We often get asked for advice outlining how to write a CV. The best place to start is by going back to basics. You might think your CV is up to date and pretty good, but is it really the best it can be?

CV writing tips

Start your flexible job search by revisiting your curriculum vitae. Here are a few things to bear in mind when writing your CV…

Writing your CV

Your CV will need updating if you’re thinking about a new flexible role for the future. This may be as simple as filling in the latest position and adjusting dates. Or it could be a matter of starting all over again with a fresh new CV template to create an eye-catching, more modern design.

Think: what’s it for?

Your CV has one purpose: to get you an interview. Keep this in mind when reviewing or rewriting yours. This is your calling card and your chance to get ahead of the competition.

Your opening statement

A good CV will have an opening statement outlining who you are, a snapshot of your experience and what it is you want. When recruiters scan CVs, this is often the single most important piece of information they will read. Keep it to a couple of sentences and make it punchy and direct.

Use relevant words

Focus on using relevant wording for the position you will be applying for. Ideally, you’ll have a job advert in front of you and be able to use terminology from this to ‘pepper’ your CV with the same words.

For example, if a role is seeking someone with management experience, make sure you mirror this in your CV with a relevant description of your management ability.

Stick to two pages

You may have many years of experience, but really the last two positions will be the ones recruiters focus on first. There is simply no point in outlining everything you’ve ever done over several pages.

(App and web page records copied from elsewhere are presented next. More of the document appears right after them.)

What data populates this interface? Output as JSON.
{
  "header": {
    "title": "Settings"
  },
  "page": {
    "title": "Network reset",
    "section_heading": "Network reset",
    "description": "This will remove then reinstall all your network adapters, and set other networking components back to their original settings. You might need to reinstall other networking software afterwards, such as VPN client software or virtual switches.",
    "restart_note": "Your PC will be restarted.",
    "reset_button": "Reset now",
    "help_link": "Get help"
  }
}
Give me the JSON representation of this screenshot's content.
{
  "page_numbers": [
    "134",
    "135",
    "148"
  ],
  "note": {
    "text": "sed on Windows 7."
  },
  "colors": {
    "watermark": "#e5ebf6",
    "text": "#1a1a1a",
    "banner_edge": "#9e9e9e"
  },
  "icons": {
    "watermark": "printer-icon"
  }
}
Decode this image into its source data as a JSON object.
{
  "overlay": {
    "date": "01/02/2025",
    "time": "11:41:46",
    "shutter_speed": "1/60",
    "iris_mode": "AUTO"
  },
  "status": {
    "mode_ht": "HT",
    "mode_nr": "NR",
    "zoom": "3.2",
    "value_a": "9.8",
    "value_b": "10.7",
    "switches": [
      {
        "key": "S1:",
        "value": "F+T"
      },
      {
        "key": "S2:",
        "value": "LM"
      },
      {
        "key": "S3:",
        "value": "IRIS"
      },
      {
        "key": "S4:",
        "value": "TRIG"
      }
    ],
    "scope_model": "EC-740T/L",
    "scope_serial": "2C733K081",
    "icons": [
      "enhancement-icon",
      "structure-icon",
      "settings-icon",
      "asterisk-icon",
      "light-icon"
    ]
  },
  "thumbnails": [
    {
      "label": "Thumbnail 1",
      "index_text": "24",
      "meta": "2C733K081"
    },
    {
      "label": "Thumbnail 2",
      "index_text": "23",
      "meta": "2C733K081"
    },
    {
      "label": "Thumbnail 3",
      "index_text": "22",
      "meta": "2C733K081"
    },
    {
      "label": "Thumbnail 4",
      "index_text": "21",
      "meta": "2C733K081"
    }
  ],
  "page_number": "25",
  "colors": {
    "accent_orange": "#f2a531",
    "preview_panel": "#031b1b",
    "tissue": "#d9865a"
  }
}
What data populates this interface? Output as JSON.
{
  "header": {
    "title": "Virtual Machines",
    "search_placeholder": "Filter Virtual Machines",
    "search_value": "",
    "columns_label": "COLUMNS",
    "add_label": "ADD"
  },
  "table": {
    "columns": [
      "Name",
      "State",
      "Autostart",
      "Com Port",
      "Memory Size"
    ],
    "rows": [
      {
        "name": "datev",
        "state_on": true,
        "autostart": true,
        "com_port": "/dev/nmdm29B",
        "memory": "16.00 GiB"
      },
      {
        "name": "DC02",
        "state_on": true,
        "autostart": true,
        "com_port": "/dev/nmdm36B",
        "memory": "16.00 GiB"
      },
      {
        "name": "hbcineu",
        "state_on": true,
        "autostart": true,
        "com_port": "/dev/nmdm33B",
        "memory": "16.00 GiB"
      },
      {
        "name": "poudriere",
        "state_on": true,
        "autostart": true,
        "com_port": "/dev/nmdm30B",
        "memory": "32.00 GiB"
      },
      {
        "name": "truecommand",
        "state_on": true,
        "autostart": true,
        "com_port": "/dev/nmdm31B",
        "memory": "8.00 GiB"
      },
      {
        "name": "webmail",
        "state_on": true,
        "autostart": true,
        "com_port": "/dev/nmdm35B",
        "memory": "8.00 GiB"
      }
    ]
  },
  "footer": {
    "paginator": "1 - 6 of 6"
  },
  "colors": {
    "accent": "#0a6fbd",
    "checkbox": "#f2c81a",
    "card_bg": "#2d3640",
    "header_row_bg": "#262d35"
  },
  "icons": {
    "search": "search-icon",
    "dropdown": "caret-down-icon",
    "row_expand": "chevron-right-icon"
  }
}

Brevity is key, waffle is out and jargon is definitely a no-no. Think about your reader – who is your audience and how can you appeal to them?

Never leave CV gaps

If you’ve had a gap in your career, you’re not the first and you won’t be the last. What is important is that you cover this when writing your CV. You don’t want any blanks in the reader’s mind as to why you’ve had a career break. You could say, ‘Career break to raise children’ or ‘Career break to carry out caring responsibilities’.

You need to be ready to demonstrate how ambitious you are – the place to do this is in the covering letter or email and certainly at interview. If you can show this, career gaps will become less important and employers will be able to see your potential as an asset to their company.

No spelling mistakes

This sounds obvious but if you submit a bad CV with typos or errors, it will be frowned upon and you could even land at the bottom of the recruitment pile. Take time to edit your CV and ask a friend or colleague to check it over for you to be sure.

Don’t rely on spell check necessarily. Get the dictionary out as the internet can come up with different spelling versions of words. Be certain and you’ll come across as reliable and self-assured. Remember, attention spans are increasingly limited these days, so if you follow these basic rules of how to write a CV, you’ll still be ahead of the pack.

A good CV leads to interview

You’d be amazed that not everyone knows how to write a CV or takes this care and attention over it. Make yours shine and your effort will be sure to pay off!

If your next step is to find new and rewarding positions with a flexible employer, please register with our recruitment agency. We’ll then be able to match your skills with relevant positions and invite you to our FREE events including CV writing and interview workshops.

We look forward to hearing from you. Good luck with the job search!

4 min read